In the past few months, the flipped learning model has hit mainstream media with articles appearing in the New York Times and even Southwest Airlines’
Spirit magazine. Traditionally, students learn new information through lecture or direct instruction while in school. Conversely, in a flipped class, students gain content knowledge at home through audio, video and text, so that more class time can be devoted to discussion, exploration and experimentation.
By using a flipped model, teachers provide content through a variety of modalities, giving students not only the ability to learn at their own pace but also in the way that best suits their learning needs. However, if we take the time to make our content available outside of class, what does learning look in school?

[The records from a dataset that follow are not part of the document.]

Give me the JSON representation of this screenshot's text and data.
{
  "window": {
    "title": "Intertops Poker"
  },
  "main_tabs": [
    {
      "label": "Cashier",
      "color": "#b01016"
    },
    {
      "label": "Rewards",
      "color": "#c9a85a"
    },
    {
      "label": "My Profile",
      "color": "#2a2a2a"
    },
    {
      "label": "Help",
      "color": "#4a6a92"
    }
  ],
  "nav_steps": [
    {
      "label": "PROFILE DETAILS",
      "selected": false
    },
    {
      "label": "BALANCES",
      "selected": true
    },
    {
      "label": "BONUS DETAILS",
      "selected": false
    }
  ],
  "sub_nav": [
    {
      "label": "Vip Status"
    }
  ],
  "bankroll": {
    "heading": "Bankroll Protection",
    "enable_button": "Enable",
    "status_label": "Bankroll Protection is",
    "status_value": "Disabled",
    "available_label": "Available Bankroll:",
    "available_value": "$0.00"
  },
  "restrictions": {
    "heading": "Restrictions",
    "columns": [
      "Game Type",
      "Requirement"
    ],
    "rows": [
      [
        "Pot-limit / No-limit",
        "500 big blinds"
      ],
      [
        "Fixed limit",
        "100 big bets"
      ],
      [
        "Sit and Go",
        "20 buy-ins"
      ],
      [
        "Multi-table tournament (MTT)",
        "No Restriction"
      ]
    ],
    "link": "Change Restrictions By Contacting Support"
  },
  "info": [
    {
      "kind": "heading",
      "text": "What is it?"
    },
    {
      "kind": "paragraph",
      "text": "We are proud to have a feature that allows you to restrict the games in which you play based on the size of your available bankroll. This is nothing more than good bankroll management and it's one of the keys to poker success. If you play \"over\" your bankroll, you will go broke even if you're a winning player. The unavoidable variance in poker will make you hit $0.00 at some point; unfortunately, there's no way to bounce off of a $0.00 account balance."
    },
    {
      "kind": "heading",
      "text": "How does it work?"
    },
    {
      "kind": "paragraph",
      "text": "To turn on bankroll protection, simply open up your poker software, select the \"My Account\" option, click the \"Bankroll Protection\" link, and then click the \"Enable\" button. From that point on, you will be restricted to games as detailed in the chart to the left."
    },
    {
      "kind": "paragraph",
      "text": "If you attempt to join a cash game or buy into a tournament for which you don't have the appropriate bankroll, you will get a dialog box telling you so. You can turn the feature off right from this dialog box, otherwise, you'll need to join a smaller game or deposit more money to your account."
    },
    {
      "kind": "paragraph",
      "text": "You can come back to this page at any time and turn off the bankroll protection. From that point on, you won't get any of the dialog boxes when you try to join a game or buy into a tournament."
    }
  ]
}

Flipped benefits students in two ways:
It provides multiple pathways to gain knowledge and understanding.
As a result of this pedagogical shift, new learning opportunities can start to emerge.
More… The Flipped Mobile Classroom: Learning “Upside Down” | Edutopia.